Author Book Blogs

Readers aren't the only ones with book blogs. Authors create their own book blogs, too.

What are the Blogs Saying About Me? by Pamela Paul. (New York Times Book Review, December 18, 2005)

"Almost every author I know with a new book does it - the embarrassing, nearly irresistible, ritualistic dip into Internet-assisted narcissism. I know I do. Prodded by a combination of curiosity and dread, I'll scour the Web not just to ascertain sales (impossible) or check out the press coverage, but to get a sense of what ordinary readers are saying about my book when they think I'm not listening."


For full text of this article click here.

Friday, December 02, 2005

Discussion Questions

If anyone has questions or comments they'd like to share with the group please feel free to post.

Here are a couple discussion questions for you to ponder. Share your thoughts by commenting on this post.


1. Amir and Hassan have a favorite story. Does the story have the same meaning for both men? Why does Hassan name his son after one of the characters in the story?

2. When Amir and Baba move to the States their relationship changes, and Amir begins to view his father as a more complex man. Discuss the changes in their relationship. Do you see the changes in Baba as tragic or positive?

3. America acts as a place for Amir to bury his memories and a place for Baba to mourn his.

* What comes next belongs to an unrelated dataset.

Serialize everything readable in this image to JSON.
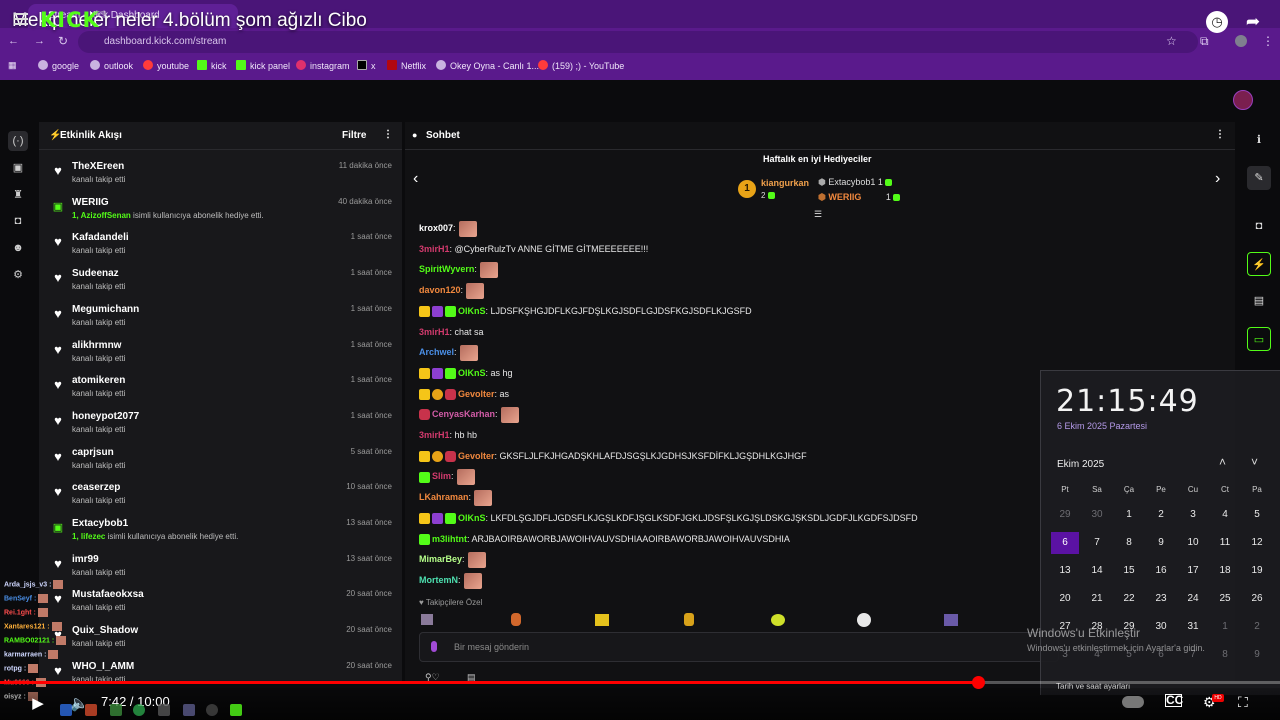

In America, there are "homes that made Baba's house in Wazir Akbar Khan look like a servant's hut." What is ironic about this statement? What is the function of irony in this novel?

Tuesday, November 29, 2005

Excellent Book!!

Hi,

I have finished reading the book and found it excellent. The author's descriptions of the characters and the war torn country of Afghanistan was amazing. I had wondered if he had went back or just remembered so vividly from his childhood and research--did he go back before or after he wrote the book?? I really liked the characters of BaBa, Amir's wife, and Hassan. It is interesting how one wrong act can actually affect people the rest of their lives. I work with children all the time and often times people feel that the the children should "just get over it" when somethign traumatic happens to him. It was nice to see it from Amir's perspective and how it affected his life. Some of the children I work with have had equally horrifying and traumatic things happen!!

TWW

Tuesday, November 15, 2005

In 2003 author Hosseini returned to Afganistan after his book was in print. He arrived in Kabul to literally trace Amir's footsteps. He had left his homeland as an 11-year-old seventh grader and returned as a 38-year-old physician. His two weeks there were spent in locating and seeing his war-torn country, his city and his family home. He came feeling like a tourist in his own country trying to find landmarks remaining only in his memory. KITE RUNNER is a lovely, poignant story that will continue to occupy your thoughts long after you've finished the last page of the book.

Welcome!

Welcome to the first public library book blog in North Dakota! If you are interested in becoming member you may request an invitation. Once you've become a member you'll be able to take part in group discussions on the selected books.


The first book selection is The Kite Runner by Khaled Hosseini. Discussion on the book will start in a couple weeks. Happy Reading!

Monday, November 14, 2005

Let's Get Started!

Here's some information about the author of Kite Runner that you might find useful/interesting as you start reading:

Khaled Hosseini was born in Kabul, Afghanistan in 1965. He is the oldest of five children. and his mother was a teacher of Farsi and History at a large girls high school in Kabul. In 1976, Khaled’s family was relocated to Paris, France, where his father was assigned a diplomatic post in the Afghan embassy. The assignment would return the Hosseini family in 1980, but by then Afghanistan had already witnessed a bloody communist coup and the Soviet invasion. Khaled’s family, instead, asked for and was granted political asylum in the U.S. He moved to San Jose, CA, with his family in 1980. He attended Santa Clara University and graduated from UC San Diego School of Medicine. He has been in practice as an internist since 1996. He is married, has two children (a boy and a girl, Haris and Farah). The Kite Runner is his first novel.

Source of information: http://www.khaledhosseini.com/